Items from an interface collection:
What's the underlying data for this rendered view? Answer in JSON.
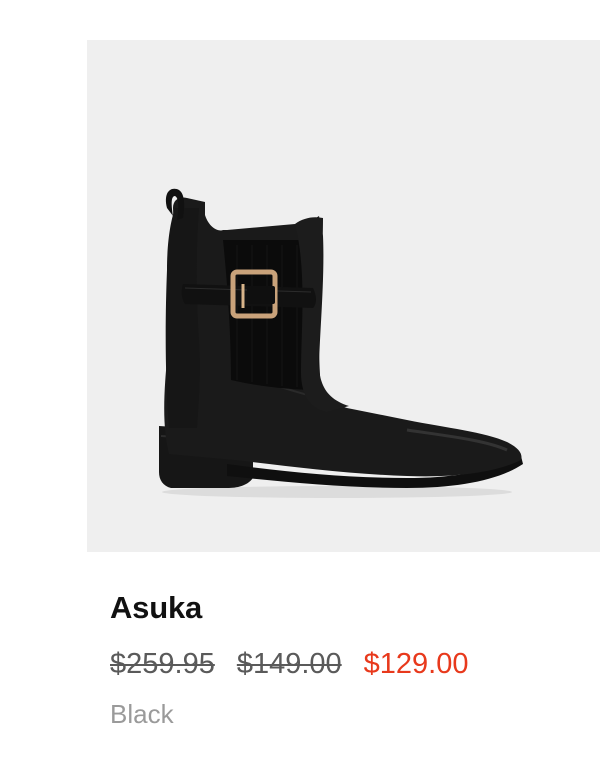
{
  "product": {
    "image_alt": "Black leather ankle boot with elastic side panel and gold buckle strap",
    "name": "Asuka",
    "prices": {
      "original": "$259.95",
      "previous": "$149.00",
      "current": "$129.00"
    },
    "color": "Black"
  },
  "theme": {
    "image_background": "#efefef",
    "sale_price_color": "#e8391c",
    "strikethrough_color": "#5a5a5a",
    "secondary_text_color": "#9a9a9a"
  }
}
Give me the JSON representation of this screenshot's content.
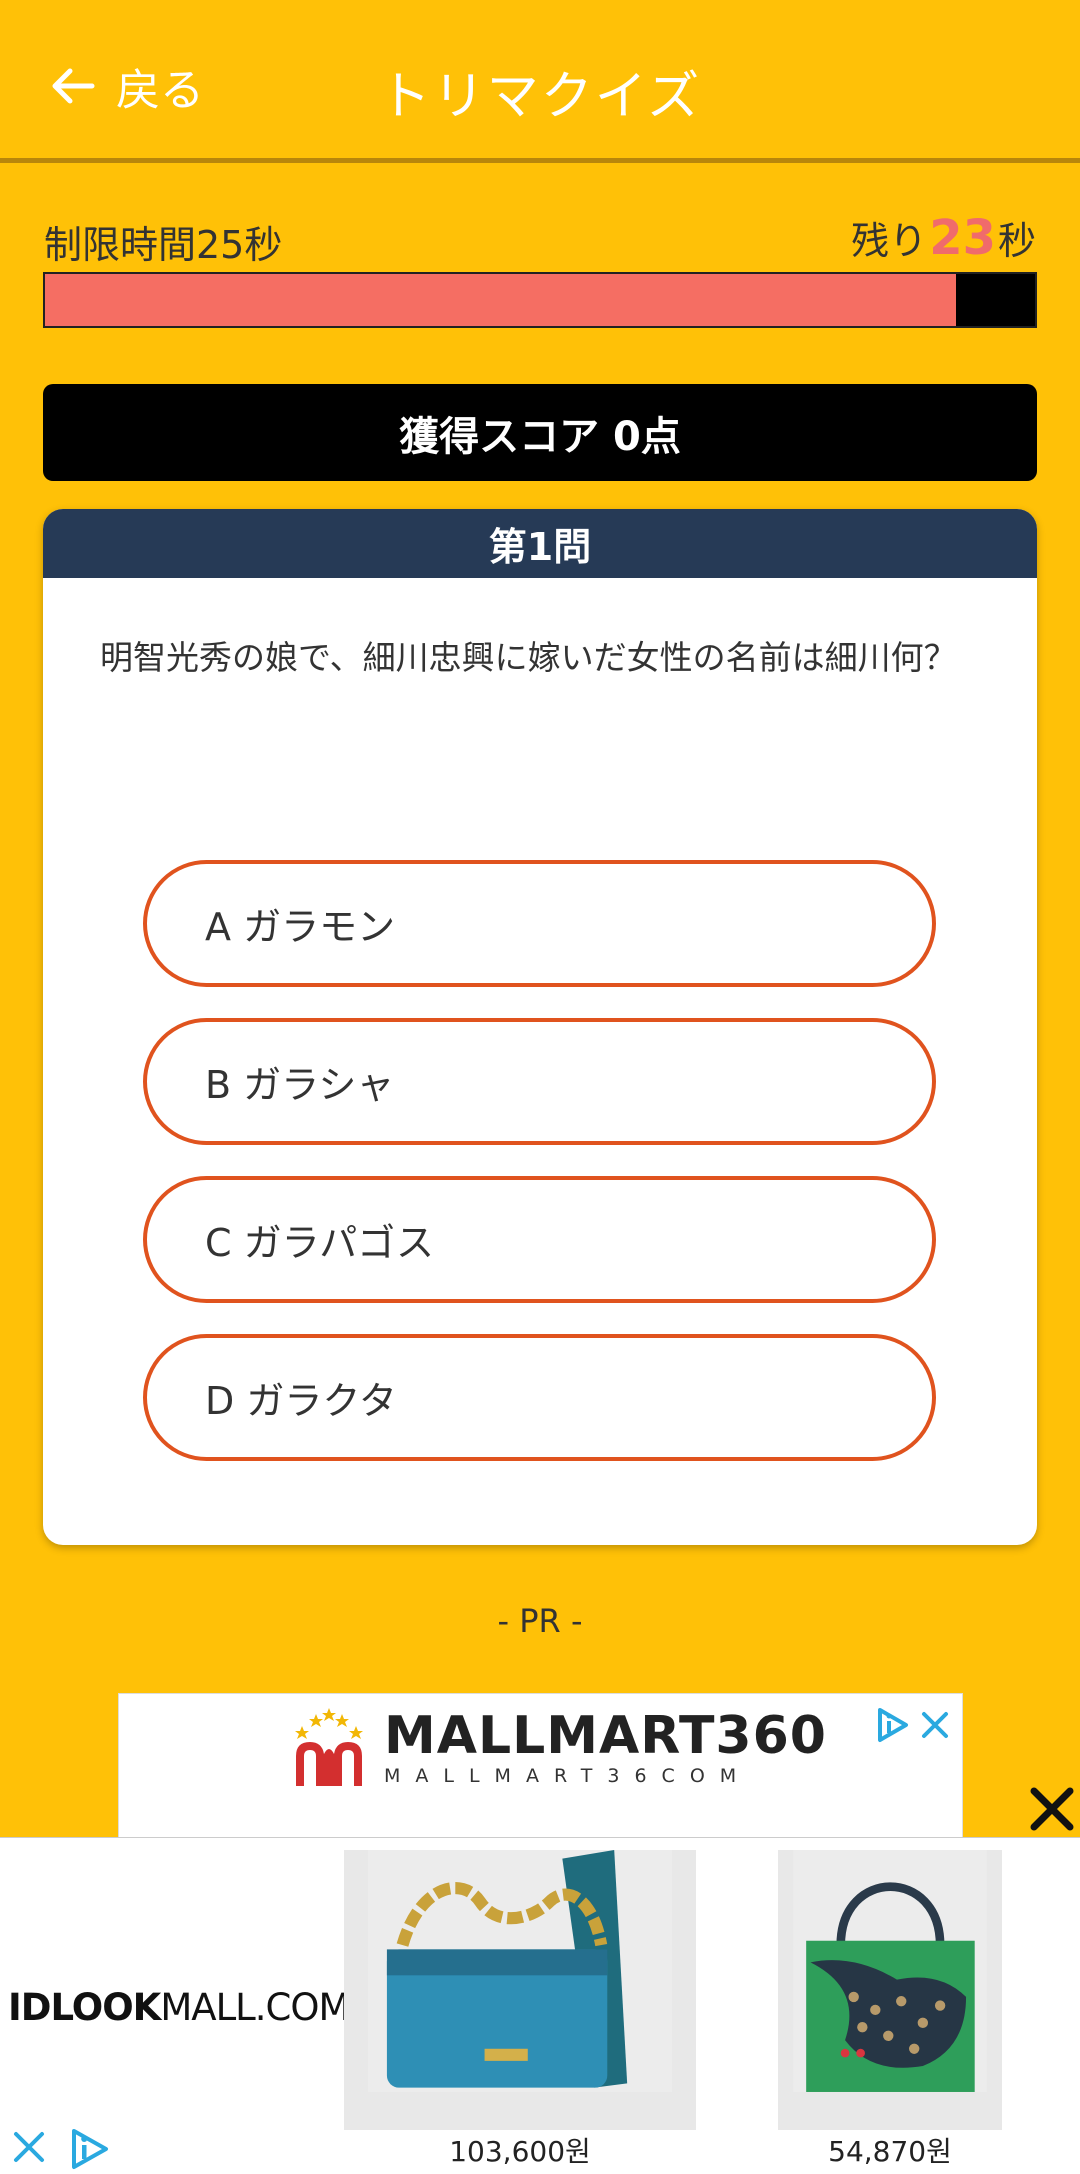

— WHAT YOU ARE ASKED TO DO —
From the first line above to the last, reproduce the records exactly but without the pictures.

— THE ANSWER —
What's the underlying data for this rendered view? Answer in JSON.
{
  "product": {
    "image_alt": "Black leather ankle boot with elastic side panel and gold buckle strap",
    "name": "Asuka",
    "prices": {
      "original": "$259.95",
      "previous": "$149.00",
      "current": "$129.00"
    },
    "color": "Black"
  },
  "theme": {
    "image_background": "#efefef",
    "sale_price_color": "#e8391c",
    "strikethrough_color": "#5a5a5a",
    "secondary_text_color": "#9a9a9a"
  }
}
Give me the JSON representation of this screenshot's content.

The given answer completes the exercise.